## Task objective
Your answer should reproduce the full set of records exactly as given.

## Stored records
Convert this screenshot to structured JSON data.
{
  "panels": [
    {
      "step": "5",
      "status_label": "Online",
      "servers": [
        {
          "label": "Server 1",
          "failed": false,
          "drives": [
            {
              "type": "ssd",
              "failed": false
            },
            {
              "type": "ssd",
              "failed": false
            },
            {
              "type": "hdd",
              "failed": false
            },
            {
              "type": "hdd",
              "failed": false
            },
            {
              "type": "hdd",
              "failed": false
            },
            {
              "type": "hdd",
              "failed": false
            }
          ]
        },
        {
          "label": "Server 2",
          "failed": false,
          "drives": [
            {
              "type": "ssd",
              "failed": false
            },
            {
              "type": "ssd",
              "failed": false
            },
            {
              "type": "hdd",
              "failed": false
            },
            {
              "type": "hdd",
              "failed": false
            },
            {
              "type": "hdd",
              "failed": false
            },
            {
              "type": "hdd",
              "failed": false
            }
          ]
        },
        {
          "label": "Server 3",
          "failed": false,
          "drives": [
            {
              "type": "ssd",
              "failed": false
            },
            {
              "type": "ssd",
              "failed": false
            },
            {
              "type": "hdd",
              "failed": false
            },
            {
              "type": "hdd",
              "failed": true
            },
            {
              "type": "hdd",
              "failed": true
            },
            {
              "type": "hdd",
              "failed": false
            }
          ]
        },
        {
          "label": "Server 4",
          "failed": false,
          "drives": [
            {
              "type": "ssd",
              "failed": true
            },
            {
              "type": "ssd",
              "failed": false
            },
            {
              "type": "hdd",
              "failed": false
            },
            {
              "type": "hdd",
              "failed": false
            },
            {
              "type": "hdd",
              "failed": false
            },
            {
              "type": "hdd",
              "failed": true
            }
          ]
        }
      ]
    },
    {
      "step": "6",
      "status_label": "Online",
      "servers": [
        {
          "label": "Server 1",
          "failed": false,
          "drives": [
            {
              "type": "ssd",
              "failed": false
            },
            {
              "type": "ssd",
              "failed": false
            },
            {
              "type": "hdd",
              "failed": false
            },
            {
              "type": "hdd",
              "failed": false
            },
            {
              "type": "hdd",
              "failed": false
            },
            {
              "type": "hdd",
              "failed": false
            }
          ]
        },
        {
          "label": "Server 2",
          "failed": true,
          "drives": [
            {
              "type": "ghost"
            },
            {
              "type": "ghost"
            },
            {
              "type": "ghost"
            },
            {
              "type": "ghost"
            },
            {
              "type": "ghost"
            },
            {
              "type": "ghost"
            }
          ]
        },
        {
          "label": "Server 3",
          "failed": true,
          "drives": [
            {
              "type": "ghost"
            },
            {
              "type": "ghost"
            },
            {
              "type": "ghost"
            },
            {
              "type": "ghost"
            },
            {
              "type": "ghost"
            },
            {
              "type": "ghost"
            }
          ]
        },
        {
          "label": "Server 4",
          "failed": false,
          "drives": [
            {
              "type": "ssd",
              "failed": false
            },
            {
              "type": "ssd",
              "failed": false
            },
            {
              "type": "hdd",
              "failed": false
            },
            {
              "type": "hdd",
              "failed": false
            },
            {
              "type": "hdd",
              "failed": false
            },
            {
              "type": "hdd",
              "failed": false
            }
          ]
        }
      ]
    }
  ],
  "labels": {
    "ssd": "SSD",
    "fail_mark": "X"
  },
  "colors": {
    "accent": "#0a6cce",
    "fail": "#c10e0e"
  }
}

## Response to the task
Convert this screenshot to structured JSON data.
{
  "panels": [
    {
      "step": "5",
      "status_label": "Online",
      "servers": [
        {
          "label": "Server 1",
          "failed": false,
          "drives": [
            {
              "type": "ssd",
              "failed": false
            },
            {
              "type": "ssd",
              "failed": false
            },
            {
              "type": "hdd",
              "failed": false
            },
            {
              "type": "hdd",
              "failed": false
            },
            {
              "type": "hdd",
              "failed": false
            },
            {
              "type": "hdd",
              "failed": false
            }
          ]
        },
        {
          "label": "Server 2",
          "failed": false,
          "drives": [
            {
              "type": "ssd",
              "failed": false
            },
            {
              "type": "ssd",
              "failed": false
            },
            {
              "type": "hdd",
              "failed": false
            },
            {
              "type": "hdd",
              "failed": false
            },
            {
              "type": "hdd",
              "failed": false
            },
            {
              "type": "hdd",
              "failed": false
            }
          ]
        },
        {
          "label": "Server 3",
          "failed": false,
          "drives": [
            {
              "type": "ssd",
              "failed": false
            },
            {
              "type": "ssd",
              "failed": false
            },
            {
              "type": "hdd",
              "failed": false
            },
            {
              "type": "hdd",
              "failed": true
            },
            {
              "type": "hdd",
              "failed": true
            },
            {
              "type": "hdd",
              "failed": false
            }
          ]
        },
        {
          "label": "Server 4",
          "failed": false,
          "drives": [
            {
              "type": "ssd",
              "failed": true
            },
            {
              "type": "ssd",
              "failed": false
            },
            {
              "type": "hdd",
              "failed": false
            },
            {
              "type": "hdd",
              "failed": false
            },
            {
              "type": "hdd",
              "failed": false
            },
            {
              "type": "hdd",
              "failed": true
            }
          ]
        }
      ]
    },
    {
      "step": "6",
      "status_label": "Online",
      "servers": [
        {
          "label": "Server 1",
          "failed": false,
          "drives": [
            {
              "type": "ssd",
              "failed": false
            },
            {
              "type": "ssd",
              "failed": false
            },
            {
              "type": "hdd",
              "failed": false
            },
            {
              "type": "hdd",
              "failed": false
            },
            {
              "type": "hdd",
              "failed": false
            },
            {
              "type": "hdd",
              "failed": false
            }
          ]
        },
        {
          "label": "Server 2",
          "failed": true,
          "drives": [
            {
              "type": "ghost"
            },
            {
              "type": "ghost"
            },
            {
              "type": "ghost"
            },
            {
              "type": "ghost"
            },
            {
              "type": "ghost"
            },
            {
              "type": "ghost"
            }
          ]
        },
        {
          "label": "Server 3",
          "failed": true,
          "drives": [
            {
              "type": "ghost"
            },
            {
              "type": "ghost"
            },
            {
              "type": "ghost"
            },
            {
              "type": "ghost"
            },
            {
              "type": "ghost"
            },
            {
              "type": "ghost"
            }
          ]
        },
        {
          "label": "Server 4",
          "failed": false,
          "drives": [
            {
              "type": "ssd",
              "failed": false
            },
            {
              "type": "ssd",
              "failed": false
            },
            {
              "type": "hdd",
              "failed": false
            },
            {
              "type": "hdd",
              "failed": false
            },
            {
              "type": "hdd",
              "failed": false
            },
            {
              "type": "hdd",
              "failed": false
            }
          ]
        }
      ]
    }
  ],
  "labels": {
    "ssd": "SSD",
    "fail_mark": "X"
  },
  "colors": {
    "accent": "#0a6cce",
    "fail": "#c10e0e"
  }
}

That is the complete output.